[Page and application data records]
• • •

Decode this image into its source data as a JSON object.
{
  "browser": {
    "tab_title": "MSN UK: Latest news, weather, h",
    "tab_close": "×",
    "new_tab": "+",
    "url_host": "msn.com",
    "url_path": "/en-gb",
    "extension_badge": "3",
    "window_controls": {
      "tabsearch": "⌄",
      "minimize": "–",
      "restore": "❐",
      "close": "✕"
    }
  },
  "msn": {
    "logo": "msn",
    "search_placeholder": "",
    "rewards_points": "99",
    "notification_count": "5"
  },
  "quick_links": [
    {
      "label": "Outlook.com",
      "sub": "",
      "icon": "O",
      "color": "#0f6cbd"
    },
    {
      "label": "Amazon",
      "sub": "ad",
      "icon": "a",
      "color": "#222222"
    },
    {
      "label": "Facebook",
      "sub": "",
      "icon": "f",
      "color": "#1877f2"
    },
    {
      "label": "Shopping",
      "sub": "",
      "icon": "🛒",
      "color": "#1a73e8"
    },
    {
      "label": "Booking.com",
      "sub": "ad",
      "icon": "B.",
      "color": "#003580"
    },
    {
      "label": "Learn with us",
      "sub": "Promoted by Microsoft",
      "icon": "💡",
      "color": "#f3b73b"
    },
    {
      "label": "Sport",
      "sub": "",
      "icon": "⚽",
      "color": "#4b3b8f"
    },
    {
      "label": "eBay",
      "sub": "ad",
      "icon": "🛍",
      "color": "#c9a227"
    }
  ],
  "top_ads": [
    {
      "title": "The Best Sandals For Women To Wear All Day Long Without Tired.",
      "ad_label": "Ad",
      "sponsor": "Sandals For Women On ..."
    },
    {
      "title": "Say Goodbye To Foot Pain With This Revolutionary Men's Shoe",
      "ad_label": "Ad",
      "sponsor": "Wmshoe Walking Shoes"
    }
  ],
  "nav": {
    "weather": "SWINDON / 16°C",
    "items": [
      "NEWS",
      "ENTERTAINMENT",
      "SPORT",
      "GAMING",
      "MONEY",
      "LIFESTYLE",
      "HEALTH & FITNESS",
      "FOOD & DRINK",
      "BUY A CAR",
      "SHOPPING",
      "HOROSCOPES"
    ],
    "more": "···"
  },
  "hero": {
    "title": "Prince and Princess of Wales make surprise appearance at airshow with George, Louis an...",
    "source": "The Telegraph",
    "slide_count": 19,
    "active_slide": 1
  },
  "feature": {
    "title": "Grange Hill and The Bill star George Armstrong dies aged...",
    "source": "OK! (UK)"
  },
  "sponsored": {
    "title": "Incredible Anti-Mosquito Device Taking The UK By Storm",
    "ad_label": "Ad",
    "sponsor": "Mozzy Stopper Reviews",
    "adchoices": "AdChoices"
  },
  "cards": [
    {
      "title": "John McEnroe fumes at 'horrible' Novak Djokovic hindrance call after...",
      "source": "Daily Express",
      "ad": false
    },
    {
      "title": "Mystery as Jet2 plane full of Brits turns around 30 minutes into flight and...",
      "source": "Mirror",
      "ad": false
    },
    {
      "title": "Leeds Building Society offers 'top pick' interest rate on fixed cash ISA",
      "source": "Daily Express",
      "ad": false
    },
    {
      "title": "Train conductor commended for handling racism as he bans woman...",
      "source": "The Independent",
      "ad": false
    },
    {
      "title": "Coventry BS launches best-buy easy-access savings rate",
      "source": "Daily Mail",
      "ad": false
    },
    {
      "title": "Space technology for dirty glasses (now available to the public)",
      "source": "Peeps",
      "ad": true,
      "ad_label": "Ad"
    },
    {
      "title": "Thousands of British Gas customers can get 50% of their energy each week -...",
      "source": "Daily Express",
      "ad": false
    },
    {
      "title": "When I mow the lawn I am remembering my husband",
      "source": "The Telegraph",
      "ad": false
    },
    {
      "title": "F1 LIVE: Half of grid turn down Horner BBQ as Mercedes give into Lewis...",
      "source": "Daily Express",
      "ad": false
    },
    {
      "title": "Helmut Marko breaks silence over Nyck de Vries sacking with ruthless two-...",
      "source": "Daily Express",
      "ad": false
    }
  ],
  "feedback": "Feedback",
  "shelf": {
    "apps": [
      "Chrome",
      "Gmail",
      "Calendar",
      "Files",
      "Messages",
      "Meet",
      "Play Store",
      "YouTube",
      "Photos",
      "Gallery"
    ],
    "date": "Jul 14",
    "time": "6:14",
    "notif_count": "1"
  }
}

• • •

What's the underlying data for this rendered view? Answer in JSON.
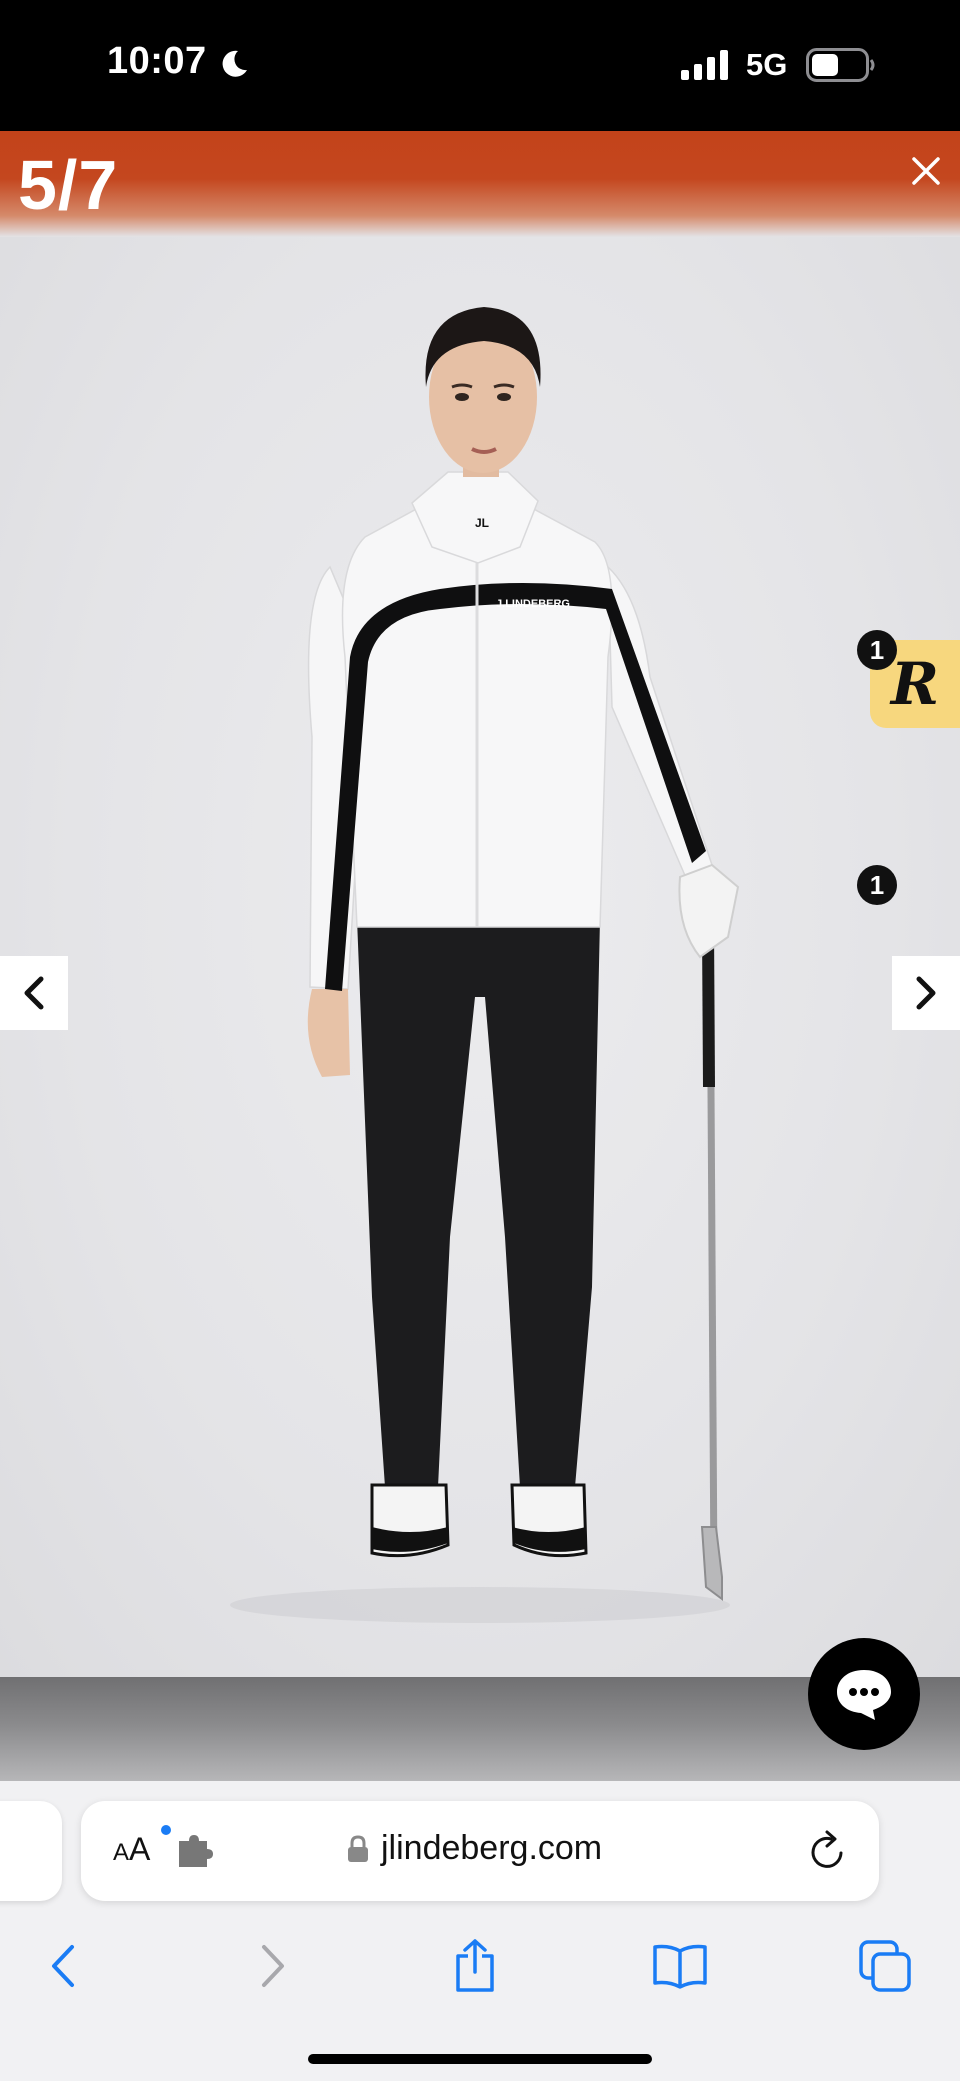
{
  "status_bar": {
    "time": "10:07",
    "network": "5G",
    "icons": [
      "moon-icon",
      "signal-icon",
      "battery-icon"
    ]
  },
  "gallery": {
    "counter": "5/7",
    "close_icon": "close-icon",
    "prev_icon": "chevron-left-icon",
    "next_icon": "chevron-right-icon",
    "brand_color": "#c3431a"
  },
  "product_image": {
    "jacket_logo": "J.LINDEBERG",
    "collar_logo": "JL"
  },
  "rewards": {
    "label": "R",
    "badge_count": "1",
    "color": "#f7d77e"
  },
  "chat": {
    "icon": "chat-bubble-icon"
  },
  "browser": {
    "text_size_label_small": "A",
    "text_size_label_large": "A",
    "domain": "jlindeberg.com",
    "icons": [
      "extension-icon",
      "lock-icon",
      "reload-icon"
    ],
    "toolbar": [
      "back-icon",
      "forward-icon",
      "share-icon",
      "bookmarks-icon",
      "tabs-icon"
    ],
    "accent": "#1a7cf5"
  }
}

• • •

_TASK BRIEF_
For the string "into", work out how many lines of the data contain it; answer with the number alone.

_RESULT_
3